* EXERCISE DIRECTIONS:
For every line in the records below that holds "title", make a copy.

* DATA SUPPLIED:

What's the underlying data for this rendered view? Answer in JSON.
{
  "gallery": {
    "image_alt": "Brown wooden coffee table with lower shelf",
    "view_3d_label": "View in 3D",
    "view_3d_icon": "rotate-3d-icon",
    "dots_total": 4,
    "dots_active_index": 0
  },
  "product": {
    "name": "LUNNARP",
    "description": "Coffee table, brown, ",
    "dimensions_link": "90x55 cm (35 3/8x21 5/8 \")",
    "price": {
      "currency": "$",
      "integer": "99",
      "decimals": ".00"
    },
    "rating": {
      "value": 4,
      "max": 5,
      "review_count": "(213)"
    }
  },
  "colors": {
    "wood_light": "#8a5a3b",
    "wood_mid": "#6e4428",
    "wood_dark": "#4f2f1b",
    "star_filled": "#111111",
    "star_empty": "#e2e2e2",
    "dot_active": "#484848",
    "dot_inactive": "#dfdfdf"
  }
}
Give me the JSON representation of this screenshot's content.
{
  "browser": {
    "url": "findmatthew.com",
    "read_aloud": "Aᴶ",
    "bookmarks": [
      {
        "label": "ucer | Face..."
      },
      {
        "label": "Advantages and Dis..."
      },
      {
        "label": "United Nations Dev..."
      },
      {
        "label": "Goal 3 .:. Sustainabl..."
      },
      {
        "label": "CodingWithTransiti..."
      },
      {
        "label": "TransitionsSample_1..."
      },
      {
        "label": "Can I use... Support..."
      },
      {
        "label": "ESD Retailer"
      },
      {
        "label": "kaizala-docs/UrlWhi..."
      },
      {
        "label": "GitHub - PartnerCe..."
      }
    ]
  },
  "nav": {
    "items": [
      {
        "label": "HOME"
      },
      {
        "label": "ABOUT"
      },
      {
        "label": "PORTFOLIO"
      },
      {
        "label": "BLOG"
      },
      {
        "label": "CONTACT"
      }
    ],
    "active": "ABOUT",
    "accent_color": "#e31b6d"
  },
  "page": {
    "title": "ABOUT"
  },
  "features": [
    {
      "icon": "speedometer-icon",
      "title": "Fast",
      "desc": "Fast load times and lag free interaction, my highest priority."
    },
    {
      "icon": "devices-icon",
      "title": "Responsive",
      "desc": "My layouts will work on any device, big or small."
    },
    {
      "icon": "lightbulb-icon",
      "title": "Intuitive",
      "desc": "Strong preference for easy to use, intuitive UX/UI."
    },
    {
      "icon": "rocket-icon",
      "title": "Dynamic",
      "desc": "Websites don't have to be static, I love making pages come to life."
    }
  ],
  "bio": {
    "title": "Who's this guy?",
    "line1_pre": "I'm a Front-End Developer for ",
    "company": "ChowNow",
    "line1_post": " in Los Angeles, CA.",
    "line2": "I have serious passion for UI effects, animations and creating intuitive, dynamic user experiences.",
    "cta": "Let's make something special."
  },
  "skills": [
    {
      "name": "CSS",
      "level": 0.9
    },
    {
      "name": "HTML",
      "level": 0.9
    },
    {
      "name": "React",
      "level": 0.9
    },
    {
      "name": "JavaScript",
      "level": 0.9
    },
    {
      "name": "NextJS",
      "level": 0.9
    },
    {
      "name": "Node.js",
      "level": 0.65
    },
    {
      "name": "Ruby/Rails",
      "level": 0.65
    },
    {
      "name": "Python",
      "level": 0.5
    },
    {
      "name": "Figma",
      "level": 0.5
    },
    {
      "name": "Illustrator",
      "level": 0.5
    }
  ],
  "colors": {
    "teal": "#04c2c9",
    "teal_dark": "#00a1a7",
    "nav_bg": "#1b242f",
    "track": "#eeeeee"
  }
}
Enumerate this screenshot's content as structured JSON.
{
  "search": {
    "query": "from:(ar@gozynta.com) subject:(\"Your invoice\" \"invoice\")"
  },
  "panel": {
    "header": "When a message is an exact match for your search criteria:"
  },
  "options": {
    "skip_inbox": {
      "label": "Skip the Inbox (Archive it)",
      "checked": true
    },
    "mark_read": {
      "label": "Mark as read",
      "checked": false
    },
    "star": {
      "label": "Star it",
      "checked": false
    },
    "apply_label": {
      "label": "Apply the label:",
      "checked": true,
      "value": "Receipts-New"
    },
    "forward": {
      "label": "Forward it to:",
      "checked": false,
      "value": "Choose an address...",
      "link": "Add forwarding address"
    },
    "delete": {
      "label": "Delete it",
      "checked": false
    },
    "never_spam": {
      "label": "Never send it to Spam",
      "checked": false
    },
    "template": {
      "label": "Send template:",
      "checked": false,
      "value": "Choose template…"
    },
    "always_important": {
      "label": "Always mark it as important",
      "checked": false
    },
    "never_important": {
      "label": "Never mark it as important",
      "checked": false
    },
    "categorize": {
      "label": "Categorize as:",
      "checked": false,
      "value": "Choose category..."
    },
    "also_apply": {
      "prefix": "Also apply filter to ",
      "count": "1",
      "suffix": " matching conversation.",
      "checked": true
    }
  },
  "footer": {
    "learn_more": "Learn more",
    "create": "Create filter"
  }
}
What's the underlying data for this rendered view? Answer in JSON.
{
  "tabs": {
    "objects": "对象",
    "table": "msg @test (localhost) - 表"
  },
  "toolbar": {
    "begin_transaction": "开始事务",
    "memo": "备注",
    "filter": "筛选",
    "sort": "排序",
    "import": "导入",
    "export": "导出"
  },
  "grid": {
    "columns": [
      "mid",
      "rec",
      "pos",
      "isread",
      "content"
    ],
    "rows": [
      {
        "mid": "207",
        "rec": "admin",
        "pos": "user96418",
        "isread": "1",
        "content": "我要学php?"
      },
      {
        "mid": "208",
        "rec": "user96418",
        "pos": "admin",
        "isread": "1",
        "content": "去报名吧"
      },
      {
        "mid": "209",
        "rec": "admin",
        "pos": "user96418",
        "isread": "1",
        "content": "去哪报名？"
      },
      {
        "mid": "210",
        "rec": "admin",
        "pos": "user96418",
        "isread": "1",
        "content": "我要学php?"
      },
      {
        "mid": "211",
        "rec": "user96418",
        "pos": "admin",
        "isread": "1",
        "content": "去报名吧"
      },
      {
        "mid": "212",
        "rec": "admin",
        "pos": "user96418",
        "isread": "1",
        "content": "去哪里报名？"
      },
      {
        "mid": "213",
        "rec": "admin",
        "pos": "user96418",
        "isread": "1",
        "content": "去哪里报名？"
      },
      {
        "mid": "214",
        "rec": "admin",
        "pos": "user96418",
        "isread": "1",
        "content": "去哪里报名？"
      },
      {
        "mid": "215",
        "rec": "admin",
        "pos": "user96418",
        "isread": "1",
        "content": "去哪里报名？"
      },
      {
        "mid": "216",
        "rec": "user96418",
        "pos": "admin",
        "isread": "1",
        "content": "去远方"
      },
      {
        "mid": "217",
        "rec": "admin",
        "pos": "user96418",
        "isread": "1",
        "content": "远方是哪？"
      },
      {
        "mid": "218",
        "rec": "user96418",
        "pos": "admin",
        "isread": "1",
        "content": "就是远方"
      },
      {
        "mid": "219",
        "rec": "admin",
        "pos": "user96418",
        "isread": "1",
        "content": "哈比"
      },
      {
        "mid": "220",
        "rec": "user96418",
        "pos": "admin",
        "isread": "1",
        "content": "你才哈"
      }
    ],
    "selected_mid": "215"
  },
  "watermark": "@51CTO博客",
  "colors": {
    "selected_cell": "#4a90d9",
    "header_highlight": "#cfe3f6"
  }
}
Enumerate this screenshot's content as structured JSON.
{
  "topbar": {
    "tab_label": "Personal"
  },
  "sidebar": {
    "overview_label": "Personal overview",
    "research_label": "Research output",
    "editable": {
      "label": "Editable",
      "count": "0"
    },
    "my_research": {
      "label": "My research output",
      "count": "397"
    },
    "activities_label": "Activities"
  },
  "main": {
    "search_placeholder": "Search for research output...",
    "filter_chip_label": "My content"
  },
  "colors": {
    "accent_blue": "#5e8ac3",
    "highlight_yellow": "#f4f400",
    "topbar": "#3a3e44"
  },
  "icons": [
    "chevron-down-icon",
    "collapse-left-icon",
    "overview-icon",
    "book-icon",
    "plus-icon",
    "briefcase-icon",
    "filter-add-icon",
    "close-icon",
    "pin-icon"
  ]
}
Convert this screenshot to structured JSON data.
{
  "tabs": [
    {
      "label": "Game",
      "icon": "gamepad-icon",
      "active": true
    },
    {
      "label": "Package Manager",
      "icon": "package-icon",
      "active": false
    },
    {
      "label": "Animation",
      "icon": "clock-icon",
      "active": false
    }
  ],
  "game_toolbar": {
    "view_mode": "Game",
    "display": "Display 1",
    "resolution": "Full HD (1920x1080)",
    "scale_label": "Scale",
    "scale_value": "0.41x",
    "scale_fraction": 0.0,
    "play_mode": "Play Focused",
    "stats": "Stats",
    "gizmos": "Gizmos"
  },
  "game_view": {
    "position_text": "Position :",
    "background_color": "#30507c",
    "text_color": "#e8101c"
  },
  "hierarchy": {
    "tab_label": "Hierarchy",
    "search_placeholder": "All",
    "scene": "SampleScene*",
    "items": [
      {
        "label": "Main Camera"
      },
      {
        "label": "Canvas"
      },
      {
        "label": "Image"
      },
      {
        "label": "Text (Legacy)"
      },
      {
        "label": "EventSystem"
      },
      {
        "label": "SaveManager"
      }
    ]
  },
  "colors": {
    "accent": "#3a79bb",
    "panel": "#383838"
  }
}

* OUTPUT FOR THIS EXERCISE:
    "title": "ABOUT"
      "title": "Fast",
      "title": "Responsive",
      "title": "Intuitive",
      "title": "Dynamic",
    "title": "Who's this guy?",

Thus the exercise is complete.